**To do:** Output each entry exactly as written.

**Records shown:**
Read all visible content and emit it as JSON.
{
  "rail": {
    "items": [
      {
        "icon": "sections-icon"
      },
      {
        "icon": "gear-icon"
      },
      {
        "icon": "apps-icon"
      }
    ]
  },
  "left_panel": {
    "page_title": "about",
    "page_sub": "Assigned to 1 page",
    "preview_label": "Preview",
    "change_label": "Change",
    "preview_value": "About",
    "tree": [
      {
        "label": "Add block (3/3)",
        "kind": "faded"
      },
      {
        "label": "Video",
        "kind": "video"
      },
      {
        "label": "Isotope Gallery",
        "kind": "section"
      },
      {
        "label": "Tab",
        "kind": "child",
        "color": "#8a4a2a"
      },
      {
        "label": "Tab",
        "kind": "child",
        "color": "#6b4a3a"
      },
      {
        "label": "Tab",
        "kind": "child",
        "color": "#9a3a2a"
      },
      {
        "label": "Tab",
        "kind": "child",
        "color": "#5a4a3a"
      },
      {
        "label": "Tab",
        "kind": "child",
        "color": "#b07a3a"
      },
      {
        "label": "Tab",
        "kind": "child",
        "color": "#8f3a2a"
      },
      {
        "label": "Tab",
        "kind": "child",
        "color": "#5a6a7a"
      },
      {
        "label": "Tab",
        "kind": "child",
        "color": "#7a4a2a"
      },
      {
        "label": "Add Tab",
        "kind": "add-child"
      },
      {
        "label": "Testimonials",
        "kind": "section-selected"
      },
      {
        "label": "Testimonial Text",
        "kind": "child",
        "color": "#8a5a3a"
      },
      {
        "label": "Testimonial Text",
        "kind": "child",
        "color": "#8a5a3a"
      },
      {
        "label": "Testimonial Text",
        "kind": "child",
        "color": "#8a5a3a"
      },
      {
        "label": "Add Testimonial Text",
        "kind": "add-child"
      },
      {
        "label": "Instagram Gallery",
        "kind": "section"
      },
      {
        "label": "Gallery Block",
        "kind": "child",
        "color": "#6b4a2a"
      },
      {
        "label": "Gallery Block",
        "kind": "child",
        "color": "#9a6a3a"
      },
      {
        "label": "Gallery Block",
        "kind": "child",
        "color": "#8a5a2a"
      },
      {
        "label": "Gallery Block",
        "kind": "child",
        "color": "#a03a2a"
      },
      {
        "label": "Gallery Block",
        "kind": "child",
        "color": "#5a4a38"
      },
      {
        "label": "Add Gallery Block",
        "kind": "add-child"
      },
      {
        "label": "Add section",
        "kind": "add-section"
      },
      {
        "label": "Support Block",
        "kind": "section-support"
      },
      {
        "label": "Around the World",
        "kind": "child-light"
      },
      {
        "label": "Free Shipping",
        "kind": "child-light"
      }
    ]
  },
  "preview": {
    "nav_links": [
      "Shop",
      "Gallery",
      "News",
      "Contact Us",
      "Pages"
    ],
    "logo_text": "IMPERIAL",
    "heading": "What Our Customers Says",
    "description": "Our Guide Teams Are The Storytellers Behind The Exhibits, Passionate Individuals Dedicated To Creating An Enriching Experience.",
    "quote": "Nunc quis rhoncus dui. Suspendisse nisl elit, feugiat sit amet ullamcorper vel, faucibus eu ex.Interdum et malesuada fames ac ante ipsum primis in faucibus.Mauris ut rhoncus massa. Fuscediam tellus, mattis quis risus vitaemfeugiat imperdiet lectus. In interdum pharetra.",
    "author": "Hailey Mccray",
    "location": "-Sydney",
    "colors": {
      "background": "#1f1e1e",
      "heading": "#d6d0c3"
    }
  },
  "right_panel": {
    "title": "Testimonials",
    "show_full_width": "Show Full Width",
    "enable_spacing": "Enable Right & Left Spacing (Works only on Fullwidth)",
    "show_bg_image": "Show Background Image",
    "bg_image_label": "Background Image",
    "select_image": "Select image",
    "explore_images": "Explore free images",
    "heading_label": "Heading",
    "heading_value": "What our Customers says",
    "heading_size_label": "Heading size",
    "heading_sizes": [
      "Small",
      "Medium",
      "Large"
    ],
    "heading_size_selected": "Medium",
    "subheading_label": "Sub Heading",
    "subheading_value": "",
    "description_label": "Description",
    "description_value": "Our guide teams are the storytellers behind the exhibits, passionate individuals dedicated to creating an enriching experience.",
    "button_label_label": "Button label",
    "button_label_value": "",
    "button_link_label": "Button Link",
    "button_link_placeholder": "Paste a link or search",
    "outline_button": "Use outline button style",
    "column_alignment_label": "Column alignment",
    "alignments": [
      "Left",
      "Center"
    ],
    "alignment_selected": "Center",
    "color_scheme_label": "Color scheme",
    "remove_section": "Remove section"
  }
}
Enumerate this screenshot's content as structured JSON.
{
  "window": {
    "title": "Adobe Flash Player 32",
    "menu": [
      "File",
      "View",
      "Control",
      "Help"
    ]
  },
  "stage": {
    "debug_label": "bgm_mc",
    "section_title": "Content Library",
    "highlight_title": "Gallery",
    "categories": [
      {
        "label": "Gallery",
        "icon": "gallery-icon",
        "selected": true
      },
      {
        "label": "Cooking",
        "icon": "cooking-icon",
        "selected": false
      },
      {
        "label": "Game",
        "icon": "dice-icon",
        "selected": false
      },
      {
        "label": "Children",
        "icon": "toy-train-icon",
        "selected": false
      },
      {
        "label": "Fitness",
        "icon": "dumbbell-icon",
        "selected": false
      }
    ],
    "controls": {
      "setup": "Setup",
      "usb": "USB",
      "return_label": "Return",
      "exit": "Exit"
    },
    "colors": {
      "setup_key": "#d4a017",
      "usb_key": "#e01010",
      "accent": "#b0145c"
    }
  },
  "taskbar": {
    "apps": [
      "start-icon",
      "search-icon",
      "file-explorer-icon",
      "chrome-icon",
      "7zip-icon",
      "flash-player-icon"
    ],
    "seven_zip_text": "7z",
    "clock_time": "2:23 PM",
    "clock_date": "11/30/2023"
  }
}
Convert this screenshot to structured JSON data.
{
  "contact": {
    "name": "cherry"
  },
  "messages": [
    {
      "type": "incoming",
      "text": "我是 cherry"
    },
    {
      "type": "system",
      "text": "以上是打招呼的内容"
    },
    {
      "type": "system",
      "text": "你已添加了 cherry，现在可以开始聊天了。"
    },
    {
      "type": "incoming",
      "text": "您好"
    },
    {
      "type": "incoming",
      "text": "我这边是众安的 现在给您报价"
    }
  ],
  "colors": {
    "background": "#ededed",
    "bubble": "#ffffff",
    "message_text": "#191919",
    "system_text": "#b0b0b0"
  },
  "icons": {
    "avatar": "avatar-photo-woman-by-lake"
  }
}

**Exercise result:**
Read all visible content and emit it as JSON.
{
  "rail": {
    "items": [
      {
        "icon": "sections-icon"
      },
      {
        "icon": "gear-icon"
      },
      {
        "icon": "apps-icon"
      }
    ]
  },
  "left_panel": {
    "page_title": "about",
    "page_sub": "Assigned to 1 page",
    "preview_label": "Preview",
    "change_label": "Change",
    "preview_value": "About",
    "tree": [
      {
        "label": "Add block (3/3)",
        "kind": "faded"
      },
      {
        "label": "Video",
        "kind": "video"
      },
      {
        "label": "Isotope Gallery",
        "kind": "section"
      },
      {
        "label": "Tab",
        "kind": "child",
        "color": "#8a4a2a"
      },
      {
        "label": "Tab",
        "kind": "child",
        "color": "#6b4a3a"
      },
      {
        "label": "Tab",
        "kind": "child",
        "color": "#9a3a2a"
      },
      {
        "label": "Tab",
        "kind": "child",
        "color": "#5a4a3a"
      },
      {
        "label": "Tab",
        "kind": "child",
        "color": "#b07a3a"
      },
      {
        "label": "Tab",
        "kind": "child",
        "color": "#8f3a2a"
      },
      {
        "label": "Tab",
        "kind": "child",
        "color": "#5a6a7a"
      },
      {
        "label": "Tab",
        "kind": "child",
        "color": "#7a4a2a"
      },
      {
        "label": "Add Tab",
        "kind": "add-child"
      },
      {
        "label": "Testimonials",
        "kind": "section-selected"
      },
      {
        "label": "Testimonial Text",
        "kind": "child",
        "color": "#8a5a3a"
      },
      {
        "label": "Testimonial Text",
        "kind": "child",
        "color": "#8a5a3a"
      },
      {
        "label": "Testimonial Text",
        "kind": "child",
        "color": "#8a5a3a"
      },
      {
        "label": "Add Testimonial Text",
        "kind": "add-child"
      },
      {
        "label": "Instagram Gallery",
        "kind": "section"
      },
      {
        "label": "Gallery Block",
        "kind": "child",
        "color": "#6b4a2a"
      },
      {
        "label": "Gallery Block",
        "kind": "child",
        "color": "#9a6a3a"
      },
      {
        "label": "Gallery Block",
        "kind": "child",
        "color": "#8a5a2a"
      },
      {
        "label": "Gallery Block",
        "kind": "child",
        "color": "#a03a2a"
      },
      {
        "label": "Gallery Block",
        "kind": "child",
        "color": "#5a4a38"
      },
      {
        "label": "Add Gallery Block",
        "kind": "add-child"
      },
      {
        "label": "Add section",
        "kind": "add-section"
      },
      {
        "label": "Support Block",
        "kind": "section-support"
      },
      {
        "label": "Around the World",
        "kind": "child-light"
      },
      {
        "label": "Free Shipping",
        "kind": "child-light"
      }
    ]
  },
  "preview": {
    "nav_links": [
      "Shop",
      "Gallery",
      "News",
      "Contact Us",
      "Pages"
    ],
    "logo_text": "IMPERIAL",
    "heading": "What Our Customers Says",
    "description": "Our Guide Teams Are The Storytellers Behind The Exhibits, Passionate Individuals Dedicated To Creating An Enriching Experience.",
    "quote": "Nunc quis rhoncus dui. Suspendisse nisl elit, feugiat sit amet ullamcorper vel, faucibus eu ex.Interdum et malesuada fames ac ante ipsum primis in faucibus.Mauris ut rhoncus massa. Fuscediam tellus, mattis quis risus vitaemfeugiat imperdiet lectus. In interdum pharetra.",
    "author": "Hailey Mccray",
    "location": "-Sydney",
    "colors": {
      "background": "#1f1e1e",
      "heading": "#d6d0c3"
    }
  },
  "right_panel": {
    "title": "Testimonials",
    "show_full_width": "Show Full Width",
    "enable_spacing": "Enable Right & Left Spacing (Works only on Fullwidth)",
    "show_bg_image": "Show Background Image",
    "bg_image_label": "Background Image",
    "select_image": "Select image",
    "explore_images": "Explore free images",
    "heading_label": "Heading",
    "heading_value": "What our Customers says",
    "heading_size_label": "Heading size",
    "heading_sizes": [
      "Small",
      "Medium",
      "Large"
    ],
    "heading_size_selected": "Medium",
    "subheading_label": "Sub Heading",
    "subheading_value": "",
    "description_label": "Description",
    "description_value": "Our guide teams are the storytellers behind the exhibits, passionate individuals dedicated to creating an enriching experience.",
    "button_label_label": "Button label",
    "button_label_value": "",
    "button_link_label": "Button Link",
    "button_link_placeholder": "Paste a link or search",
    "outline_button": "Use outline button style",
    "column_alignment_label": "Column alignment",
    "alignments": [
      "Left",
      "Center"
    ],
    "alignment_selected": "Center",
    "color_scheme_label": "Color scheme",
    "remove_section": "Remove section"
  }
}
Enumerate this screenshot's content as structured JSON.
{
  "window": {
    "title": "Adobe Flash Player 32",
    "menu": [
      "File",
      "View",
      "Control",
      "Help"
    ]
  },
  "stage": {
    "debug_label": "bgm_mc",
    "section_title": "Content Library",
    "highlight_title": "Gallery",
    "categories": [
      {
        "label": "Gallery",
        "icon": "gallery-icon",
        "selected": true
      },
      {
        "label": "Cooking",
        "icon": "cooking-icon",
        "selected": false
      },
      {
        "label": "Game",
        "icon": "dice-icon",
        "selected": false
      },
      {
        "label": "Children",
        "icon": "toy-train-icon",
        "selected": false
      },
      {
        "label": "Fitness",
        "icon": "dumbbell-icon",
        "selected": false
      }
    ],
    "controls": {
      "setup": "Setup",
      "usb": "USB",
      "return_label": "Return",
      "exit": "Exit"
    },
    "colors": {
      "setup_key": "#d4a017",
      "usb_key": "#e01010",
      "accent": "#b0145c"
    }
  },
  "taskbar": {
    "apps": [
      "start-icon",
      "search-icon",
      "file-explorer-icon",
      "chrome-icon",
      "7zip-icon",
      "flash-player-icon"
    ],
    "seven_zip_text": "7z",
    "clock_time": "2:23 PM",
    "clock_date": "11/30/2023"
  }
}
Convert this screenshot to structured JSON data.
{
  "contact": {
    "name": "cherry"
  },
  "messages": [
    {
      "type": "incoming",
      "text": "我是 cherry"
    },
    {
      "type": "system",
      "text": "以上是打招呼的内容"
    },
    {
      "type": "system",
      "text": "你已添加了 cherry，现在可以开始聊天了。"
    },
    {
      "type": "incoming",
      "text": "您好"
    },
    {
      "type": "incoming",
      "text": "我这边是众安的 现在给您报价"
    }
  ],
  "colors": {
    "background": "#ededed",
    "bubble": "#ffffff",
    "message_text": "#191919",
    "system_text": "#b0b0b0"
  },
  "icons": {
    "avatar": "avatar-photo-woman-by-lake"
  }
}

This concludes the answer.